With the 2012 NFL season in the books, and the scouting combine in the rear-view, it's time to take a closer look at the 50 players we think will be the biggest difference-makers at the next level from this draft class. To that end, we're happy to continue this year's Shutdown 50 scouting reports (Hint: There may actually be more than 50). You can read last year's group here. The final 50 players were chosen and ranked based on game tape, combine and Pro Day results, overall positional value, and attributes and liabilities on and off the field.
#10: Geno Smith, QB, West Virginia
We continue this year's series with West Virginia quarterback Geno Smith, who got off to a totally ridiculous start for his 2012 season. Through the Mountaineers' first six games, Smith put up video game numbers on the "rookie" setting: 196 completions in 260 attempts (75 percent completion rate) for 2,274 yards, 25 touchdowns, and no interceptions. However, in the team's last seven games of the season, Smith's efficiency dropped, as did his numbers -- 173 completions in 258 attempts (67 percent rate) for 1,931 yards, 17 touchdowns, and six picks. Prorated over a full season, those "down" numbers would still be impressive, but given what happened earlier in the year, Smith came into the pre-draft process as a bit of a disappointment in the eyes of some.
"I think more and more they just sold out to stop the pass," Smith said at the scouting combine, when asked how defenses may have adjusted. "We had some good rushing lanes. We had some running backs, we had a back who wasn't healthy. We had to put Tavon [Austin] back there at times. That really hurt us. We kind of struggled to move the chains and we weren't as consistent on third downs.

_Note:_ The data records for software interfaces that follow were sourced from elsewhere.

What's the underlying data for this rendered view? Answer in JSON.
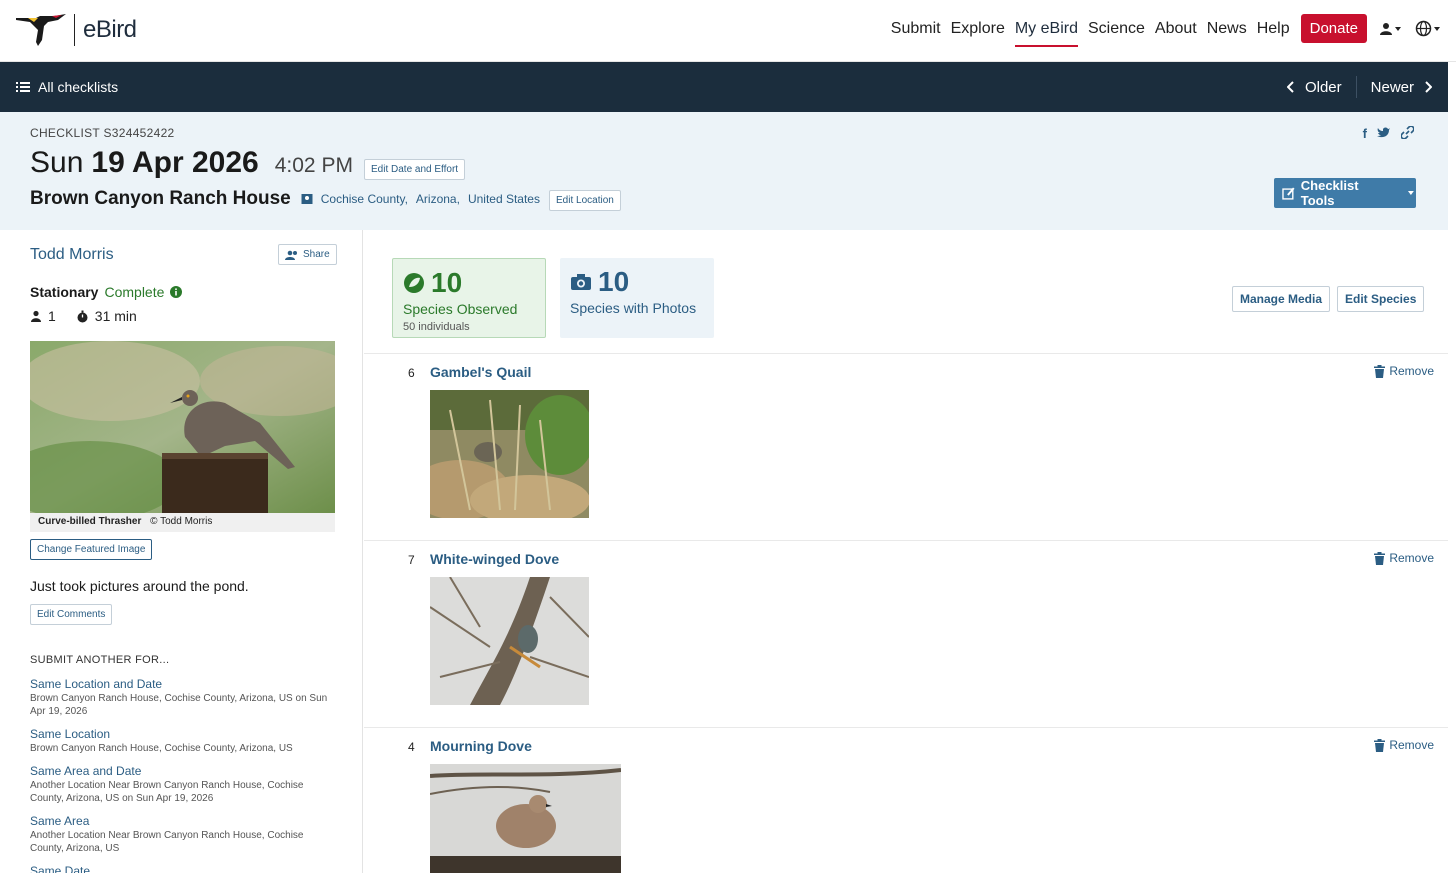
{
  "nav": {
    "logo_text": "eBird",
    "items": [
      "Submit",
      "Explore",
      "My eBird",
      "Science",
      "About",
      "News",
      "Help"
    ],
    "donate": "Donate",
    "accent": "#c8102e"
  },
  "bar": {
    "all_checklists": "All checklists",
    "older": "Older",
    "newer": "Newer"
  },
  "header": {
    "checklist_id": "CHECKLIST S324452422",
    "day": "Sun",
    "date": "19 Apr 2026",
    "time": "4:02 PM",
    "edit_date": "Edit Date and Effort",
    "location": "Brown Canyon Ranch House",
    "county": "Cochise County,",
    "state": "Arizona,",
    "country": "United States",
    "edit_location": "Edit Location",
    "checklist_tools": "Checklist Tools"
  },
  "sidebar": {
    "observer": "Todd Morris",
    "share": "Share",
    "protocol": "Stationary",
    "status": "Complete",
    "observers": "1",
    "duration": "31 min",
    "featured_species": "Curve-billed Thrasher",
    "featured_credit": "© Todd Morris",
    "change_image": "Change Featured Image",
    "comment": "Just took pictures around the pond.",
    "edit_comments": "Edit Comments",
    "submit_heading": "SUBMIT ANOTHER FOR...",
    "submit_links": [
      {
        "title": "Same Location and Date",
        "desc": "Brown Canyon Ranch House, Cochise County, Arizona, US on Sun Apr 19, 2026"
      },
      {
        "title": "Same Location",
        "desc": "Brown Canyon Ranch House, Cochise County, Arizona, US"
      },
      {
        "title": "Same Area and Date",
        "desc": "Another Location Near Brown Canyon Ranch House, Cochise County, Arizona, US on Sun Apr 19, 2026"
      },
      {
        "title": "Same Area",
        "desc": "Another Location Near Brown Canyon Ranch House, Cochise County, Arizona, US"
      },
      {
        "title": "Same Date",
        "desc": ""
      }
    ]
  },
  "summary": {
    "observed_count": "10",
    "observed_label": "Species Observed",
    "individuals": "50 individuals",
    "photo_count": "10",
    "photo_label": "Species with Photos",
    "manage_media": "Manage Media",
    "edit_species": "Edit Species"
  },
  "species": [
    {
      "count": "6",
      "name": "Gambel's Quail",
      "remove": "Remove"
    },
    {
      "count": "7",
      "name": "White-winged Dove",
      "remove": "Remove"
    },
    {
      "count": "4",
      "name": "Mourning Dove",
      "remove": "Remove"
    }
  ]
}
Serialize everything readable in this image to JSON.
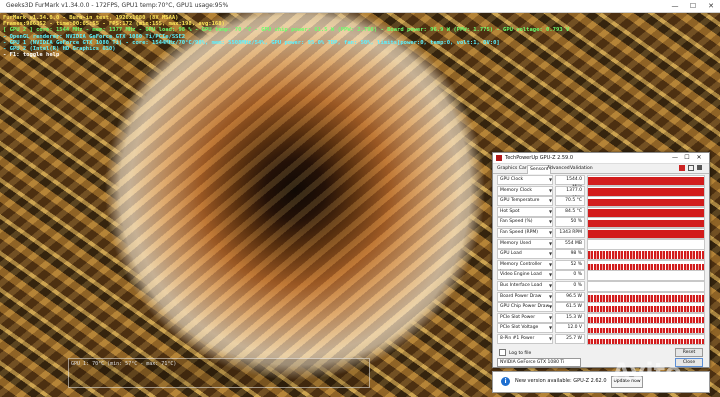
{
  "window": {
    "title": "Geeks3D FurMark v1.34.0.0 - 172FPS, GPU1 temp:70°C, GPU1 usage:95%",
    "minimize": "—",
    "maximize": "☐",
    "close": "✕"
  },
  "hud": {
    "line1": "FurMark v1.34.0.0 - Burn-in test, 1920x1080 (8X MSAA)",
    "line2": "Frames:986352 - time:00:05:55 - FPS:172 (min:155, max:198, avg:168)",
    "line3": "[ GPU 2 ] core: 1544 MHz - mem: 1377 MHz - GPU load: 98 % - GPU temp: 70 °C - GPU chip power: 61.5 W (PPW: 2.796) - Board power: 96.9 W (PPW: 1.775) - GPU voltage: 0.793 V",
    "line4": "- OpenGL renderer: NVIDIA GeForce GTX 1080 Ti/PCIe/SSE2",
    "line5": "- GPU 1 (NVIDIA GeForce GTX 1080 Ti) - core: 1544MHz/70°C/98%, mem: 5508MHz/54%, GPU power: 95.0% TDP, fan: 50%, limits[power:0, temp:0, volt:1, OV:0]",
    "line6": "- GPU 2 (Intel(R) HD Graphics 630)",
    "line7": "- F1: toggle help"
  },
  "temp_graph": {
    "label": "GPU 1: 70°C (min: 57°C - max: 71°C)"
  },
  "gpuz": {
    "title": "TechPowerUp GPU-Z 2.59.0",
    "tabs": [
      "Graphics Card",
      "Sensors",
      "Advanced",
      "Validation"
    ],
    "sensors": [
      {
        "name": "GPU Clock",
        "value": "1544.0 MHz",
        "level": 0.9,
        "noisy": false
      },
      {
        "name": "Memory Clock",
        "value": "1377.0 MHz",
        "level": 0.9,
        "noisy": false
      },
      {
        "name": "GPU Temperature",
        "value": "70.5 °C",
        "level": 0.85,
        "noisy": false
      },
      {
        "name": "Hot Spot",
        "value": "84.5 °C",
        "level": 0.85,
        "noisy": false
      },
      {
        "name": "Fan Speed (%)",
        "value": "50 %",
        "level": 0.85,
        "noisy": false
      },
      {
        "name": "Fan Speed (RPM)",
        "value": "1343 RPM",
        "level": 0.85,
        "noisy": false
      },
      {
        "name": "Memory Used",
        "value": "554 MB",
        "level": 0,
        "noisy": false
      },
      {
        "name": "GPU Load",
        "value": "98 %",
        "level": 0.95,
        "noisy": true
      },
      {
        "name": "Memory Controller Load",
        "value": "52 %",
        "level": 0.6,
        "noisy": true
      },
      {
        "name": "Video Engine Load",
        "value": "0 %",
        "level": 0,
        "noisy": false
      },
      {
        "name": "Bus Interface Load",
        "value": "0 %",
        "level": 0,
        "noisy": false
      },
      {
        "name": "Board Power Draw",
        "value": "96.5 W",
        "level": 0.7,
        "noisy": true
      },
      {
        "name": "GPU Chip Power Draw",
        "value": "61.5 W",
        "level": 0.7,
        "noisy": true
      },
      {
        "name": "PCIe Slot Power",
        "value": "15.3 W",
        "level": 0.6,
        "noisy": true
      },
      {
        "name": "PCIe Slot Voltage",
        "value": "12.0 V",
        "level": 0.6,
        "noisy": true
      },
      {
        "name": "8-Pin #1 Power",
        "value": "25.7 W",
        "level": 0.6,
        "noisy": true
      }
    ],
    "log_label": "Log to file",
    "reset_label": "Reset",
    "gpu_select": "NVIDIA GeForce GTX 1080 Ti",
    "close_label": "Close"
  },
  "notification": {
    "message": "New version available: GPU-Z 2.62.0",
    "button": "Update now"
  },
  "watermark": "Avito",
  "colors": {
    "graph": "#d21c1c",
    "hud_yellow": "#ffe85a",
    "hud_cyan": "#5cf2ff",
    "hud_green": "#6dff6d",
    "hud_white": "#ffffff"
  }
}
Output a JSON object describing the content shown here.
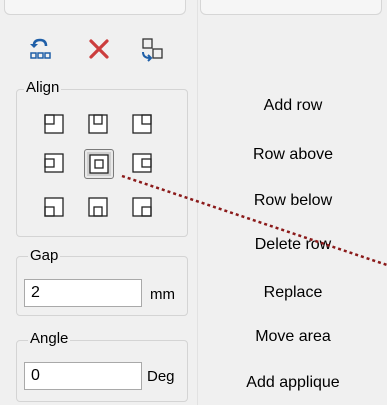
{
  "toolbar": {
    "icons": [
      "undo-area-icon",
      "delete-icon",
      "copy-area-icon"
    ]
  },
  "align": {
    "label": "Align",
    "selected": "center",
    "positions": [
      "top-left",
      "top-center",
      "top-right",
      "middle-left",
      "center",
      "middle-right",
      "bottom-left",
      "bottom-center",
      "bottom-right"
    ]
  },
  "gap": {
    "label": "Gap",
    "value": "2",
    "unit": "mm"
  },
  "angle": {
    "label": "Angle",
    "value": "0",
    "unit": "Deg"
  },
  "actions": [
    "Add row",
    "Row above",
    "Row below",
    "Delete row",
    "Replace",
    "Move area",
    "Add applique"
  ],
  "colors": {
    "accent_blue": "#1f5fa8",
    "delete_red": "#cc3d3d",
    "guide_line": "#8b1a1a"
  }
}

"So all of that and the combination was just what it was -- not to make any excuses, [and] coming into a new league [from the Big East to the Big 12], it was hard for us to rebound and get back on track.
"When we went through that tough stretch, I was the first one to stand up in front of the team and let them know, we're going to work even harder and we're not going to put our heads down. That's the one thing I take from that experience is that being a leader you're not going to deal with fair situations at all times."
Is Smith being evaluated fairly? Some would say that the seven-game decline, during which West Virginia won just two games, indicates Smith's real upside. But watching the tape tends to tell a different story, at least to me -- I think Smith is a reasonably developed quarterback with undersold assets and overblown liabilities.
Pros: Takes snaps easily from under center, the Pistol, and the shotgun -- has a smooth backpedal and plants to throw well. Sells play action convincingly, and has a good play- and shoulder-fake motion. Worked in a speed spread offense but does have the ability to process more than one read at the line. Was asked to read and diagnose defenses to a high degree, choosing plays at the line off his observations. Experienced in offenses that operate with an unusual multiplicity of plays -- the Mountaineers ran over 100 plays per game on offense at times. Not a "running quarterback" in the traditional sense, but throws very well on the run, keeping his eyes downfield, and can make plays with his feet. Unless he's working a designed run play, always looks to throw first and run as a last resort, even and especially when flushed out of the pocket.
Can legitimately make every NFL throw, from a full complement of screens, slants, seam routes to all manner of vertical stuff to the sideline and over the middle downfield. Doesn't lose velocity when throwing across his body -- in fact, he tends to hum the ball too hard in some instances. Has a great deal of experience reading progressions in trips and bunch sets. Has a nascent ability to look off defenders that can be developed into a real asset. Throws with anticipation more than he's given credit for. Could really stand out in a heavy boot-action offense with complex backfield schematics.
Cons: Smith benefited from a few things he may not have at the NFL level -- defenses playing on their heels to deal with a high-flying passing attack, Tavon Austin's playmaking threat (or a rough equivalent), and a host of quick screens, back passes, and end-around action. Needs to clean up his mechanics at the point of the throw -- tends to push and duck at times, which leads to some erratic results. Tends to lose touch and accuracy on intermediate throws -- must develop a better gauge on distance and speed to avoid over-finessing. Believes a bit too much in his ability to make throws in tight windows -- though he'll zing throws impressively at times, he'll also lapse and produce head-scratching incompletions and interceptions. Needs to keep his emotions under control at times -- this was an issue when he was asked to come from behind late in the 2012 season. Ball security is an issue. Needs to read blitzes better. Could stand to clean up his throwing motion -- will lag before the throw at times and reverts away from his ideal setup.
Conclusion: Smith is not a fully developed quarterback yet, but he presents the most intriguing skill set of any signal-caller in this (admittedly mediocre) draft class at his position. Just as the first half of his 2012 season overinflated expectations to an impossible degree, I believe that he's being castigated too much for the Mountaineers' late-season collapse. Like Schaub, a big, mobile quarterback who has excelled with his mobility in a multiple run-based system, Smith has what it takes to make it in the NFL sooner than later.